**Task requirements:** Your output must match the records exactly, line for line.

_____

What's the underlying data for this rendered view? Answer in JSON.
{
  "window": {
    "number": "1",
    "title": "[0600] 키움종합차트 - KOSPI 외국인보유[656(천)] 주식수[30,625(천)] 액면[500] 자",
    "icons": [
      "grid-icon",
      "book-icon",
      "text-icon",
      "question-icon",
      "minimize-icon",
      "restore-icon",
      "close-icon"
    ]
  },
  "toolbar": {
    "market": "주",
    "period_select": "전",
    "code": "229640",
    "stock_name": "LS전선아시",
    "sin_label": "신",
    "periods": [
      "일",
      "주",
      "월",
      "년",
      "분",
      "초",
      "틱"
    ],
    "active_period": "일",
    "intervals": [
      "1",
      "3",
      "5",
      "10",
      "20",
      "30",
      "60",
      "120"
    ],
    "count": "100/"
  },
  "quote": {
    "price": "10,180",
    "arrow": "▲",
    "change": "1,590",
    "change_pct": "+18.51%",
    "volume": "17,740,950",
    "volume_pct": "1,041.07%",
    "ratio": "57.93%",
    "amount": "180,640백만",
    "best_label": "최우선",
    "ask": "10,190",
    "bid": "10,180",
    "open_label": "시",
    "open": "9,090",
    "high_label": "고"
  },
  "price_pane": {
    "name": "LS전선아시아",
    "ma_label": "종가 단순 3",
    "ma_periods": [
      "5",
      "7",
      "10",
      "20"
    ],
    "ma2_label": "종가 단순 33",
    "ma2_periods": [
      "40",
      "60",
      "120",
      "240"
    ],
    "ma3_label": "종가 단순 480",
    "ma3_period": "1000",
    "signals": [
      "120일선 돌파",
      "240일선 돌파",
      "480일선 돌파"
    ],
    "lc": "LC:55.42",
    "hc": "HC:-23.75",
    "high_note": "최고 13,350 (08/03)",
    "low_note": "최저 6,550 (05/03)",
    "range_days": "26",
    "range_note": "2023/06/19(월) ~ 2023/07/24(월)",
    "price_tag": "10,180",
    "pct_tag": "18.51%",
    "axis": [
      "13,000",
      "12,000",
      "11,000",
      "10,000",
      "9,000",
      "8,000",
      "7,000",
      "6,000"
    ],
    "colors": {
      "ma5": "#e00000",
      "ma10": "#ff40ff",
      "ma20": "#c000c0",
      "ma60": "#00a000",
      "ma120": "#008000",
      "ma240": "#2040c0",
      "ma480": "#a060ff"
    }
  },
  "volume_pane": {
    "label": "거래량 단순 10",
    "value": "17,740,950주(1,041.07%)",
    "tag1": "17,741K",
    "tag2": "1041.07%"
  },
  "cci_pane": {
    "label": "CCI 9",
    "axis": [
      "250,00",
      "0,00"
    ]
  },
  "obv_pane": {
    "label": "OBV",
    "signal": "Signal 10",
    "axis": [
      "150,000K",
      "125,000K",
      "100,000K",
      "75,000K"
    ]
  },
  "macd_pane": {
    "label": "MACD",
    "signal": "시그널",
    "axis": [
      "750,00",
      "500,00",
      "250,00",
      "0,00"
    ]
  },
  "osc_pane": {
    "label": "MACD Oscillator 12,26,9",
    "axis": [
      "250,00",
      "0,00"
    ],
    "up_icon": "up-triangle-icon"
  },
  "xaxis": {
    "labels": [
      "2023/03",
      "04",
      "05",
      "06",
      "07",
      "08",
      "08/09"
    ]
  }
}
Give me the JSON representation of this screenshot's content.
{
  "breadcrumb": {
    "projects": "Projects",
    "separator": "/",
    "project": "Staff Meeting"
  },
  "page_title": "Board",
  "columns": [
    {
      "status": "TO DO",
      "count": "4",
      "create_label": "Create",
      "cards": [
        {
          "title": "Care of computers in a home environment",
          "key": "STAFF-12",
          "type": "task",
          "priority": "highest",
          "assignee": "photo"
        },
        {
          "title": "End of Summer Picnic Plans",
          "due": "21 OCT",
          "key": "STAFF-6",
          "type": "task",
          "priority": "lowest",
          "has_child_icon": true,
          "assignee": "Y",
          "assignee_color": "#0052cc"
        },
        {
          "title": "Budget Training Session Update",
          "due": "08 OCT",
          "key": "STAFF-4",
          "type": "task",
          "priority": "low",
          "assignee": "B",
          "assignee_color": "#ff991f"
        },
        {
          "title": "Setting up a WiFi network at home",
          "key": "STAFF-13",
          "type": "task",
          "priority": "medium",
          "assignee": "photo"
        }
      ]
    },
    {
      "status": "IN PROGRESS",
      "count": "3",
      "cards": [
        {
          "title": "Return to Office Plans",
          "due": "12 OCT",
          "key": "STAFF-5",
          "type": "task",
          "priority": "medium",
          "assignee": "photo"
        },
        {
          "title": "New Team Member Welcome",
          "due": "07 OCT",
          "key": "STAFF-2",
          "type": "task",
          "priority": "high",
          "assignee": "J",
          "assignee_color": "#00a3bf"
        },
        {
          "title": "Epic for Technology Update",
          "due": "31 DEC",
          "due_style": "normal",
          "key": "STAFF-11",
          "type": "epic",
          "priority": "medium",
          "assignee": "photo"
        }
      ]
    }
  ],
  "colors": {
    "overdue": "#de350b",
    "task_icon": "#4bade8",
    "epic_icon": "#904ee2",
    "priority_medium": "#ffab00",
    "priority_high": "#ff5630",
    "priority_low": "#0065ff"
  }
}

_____

**Response area:**
What's the underlying data for this rendered view? Answer in JSON.
{
  "window": {
    "number": "1",
    "title": "[0600] 키움종합차트 - KOSPI 외국인보유[656(천)] 주식수[30,625(천)] 액면[500] 자",
    "icons": [
      "grid-icon",
      "book-icon",
      "text-icon",
      "question-icon",
      "minimize-icon",
      "restore-icon",
      "close-icon"
    ]
  },
  "toolbar": {
    "market": "주",
    "period_select": "전",
    "code": "229640",
    "stock_name": "LS전선아시",
    "sin_label": "신",
    "periods": [
      "일",
      "주",
      "월",
      "년",
      "분",
      "초",
      "틱"
    ],
    "active_period": "일",
    "intervals": [
      "1",
      "3",
      "5",
      "10",
      "20",
      "30",
      "60",
      "120"
    ],
    "count": "100/"
  },
  "quote": {
    "price": "10,180",
    "arrow": "▲",
    "change": "1,590",
    "change_pct": "+18.51%",
    "volume": "17,740,950",
    "volume_pct": "1,041.07%",
    "ratio": "57.93%",
    "amount": "180,640백만",
    "best_label": "최우선",
    "ask": "10,190",
    "bid": "10,180",
    "open_label": "시",
    "open": "9,090",
    "high_label": "고"
  },
  "price_pane": {
    "name": "LS전선아시아",
    "ma_label": "종가 단순 3",
    "ma_periods": [
      "5",
      "7",
      "10",
      "20"
    ],
    "ma2_label": "종가 단순 33",
    "ma2_periods": [
      "40",
      "60",
      "120",
      "240"
    ],
    "ma3_label": "종가 단순 480",
    "ma3_period": "1000",
    "signals": [
      "120일선 돌파",
      "240일선 돌파",
      "480일선 돌파"
    ],
    "lc": "LC:55.42",
    "hc": "HC:-23.75",
    "high_note": "최고 13,350 (08/03)",
    "low_note": "최저 6,550 (05/03)",
    "range_days": "26",
    "range_note": "2023/06/19(월) ~ 2023/07/24(월)",
    "price_tag": "10,180",
    "pct_tag": "18.51%",
    "axis": [
      "13,000",
      "12,000",
      "11,000",
      "10,000",
      "9,000",
      "8,000",
      "7,000",
      "6,000"
    ],
    "colors": {
      "ma5": "#e00000",
      "ma10": "#ff40ff",
      "ma20": "#c000c0",
      "ma60": "#00a000",
      "ma120": "#008000",
      "ma240": "#2040c0",
      "ma480": "#a060ff"
    }
  },
  "volume_pane": {
    "label": "거래량 단순 10",
    "value": "17,740,950주(1,041.07%)",
    "tag1": "17,741K",
    "tag2": "1041.07%"
  },
  "cci_pane": {
    "label": "CCI 9",
    "axis": [
      "250,00",
      "0,00"
    ]
  },
  "obv_pane": {
    "label": "OBV",
    "signal": "Signal 10",
    "axis": [
      "150,000K",
      "125,000K",
      "100,000K",
      "75,000K"
    ]
  },
  "macd_pane": {
    "label": "MACD",
    "signal": "시그널",
    "axis": [
      "750,00",
      "500,00",
      "250,00",
      "0,00"
    ]
  },
  "osc_pane": {
    "label": "MACD Oscillator 12,26,9",
    "axis": [
      "250,00",
      "0,00"
    ],
    "up_icon": "up-triangle-icon"
  },
  "xaxis": {
    "labels": [
      "2023/03",
      "04",
      "05",
      "06",
      "07",
      "08",
      "08/09"
    ]
  }
}
Give me the JSON representation of this screenshot's content.
{
  "breadcrumb": {
    "projects": "Projects",
    "separator": "/",
    "project": "Staff Meeting"
  },
  "page_title": "Board",
  "columns": [
    {
      "status": "TO DO",
      "count": "4",
      "create_label": "Create",
      "cards": [
        {
          "title": "Care of computers in a home environment",
          "key": "STAFF-12",
          "type": "task",
          "priority": "highest",
          "assignee": "photo"
        },
        {
          "title": "End of Summer Picnic Plans",
          "due": "21 OCT",
          "key": "STAFF-6",
          "type": "task",
          "priority": "lowest",
          "has_child_icon": true,
          "assignee": "Y",
          "assignee_color": "#0052cc"
        },
        {
          "title": "Budget Training Session Update",
          "due": "08 OCT",
          "key": "STAFF-4",
          "type": "task",
          "priority": "low",
          "assignee": "B",
          "assignee_color": "#ff991f"
        },
        {
          "title": "Setting up a WiFi network at home",
          "key": "STAFF-13",
          "type": "task",
          "priority": "medium",
          "assignee": "photo"
        }
      ]
    },
    {
      "status": "IN PROGRESS",
      "count": "3",
      "cards": [
        {
          "title": "Return to Office Plans",
          "due": "12 OCT",
          "key": "STAFF-5",
          "type": "task",
          "priority": "medium",
          "assignee": "photo"
        },
        {
          "title": "New Team Member Welcome",
          "due": "07 OCT",
          "key": "STAFF-2",
          "type": "task",
          "priority": "high",
          "assignee": "J",
          "assignee_color": "#00a3bf"
        },
        {
          "title": "Epic for Technology Update",
          "due": "31 DEC",
          "due_style": "normal",
          "key": "STAFF-11",
          "type": "epic",
          "priority": "medium",
          "assignee": "photo"
        }
      ]
    }
  ],
  "colors": {
    "overdue": "#de350b",
    "task_icon": "#4bade8",
    "epic_icon": "#904ee2",
    "priority_medium": "#ffab00",
    "priority_high": "#ff5630",
    "priority_low": "#0065ff"
  }
}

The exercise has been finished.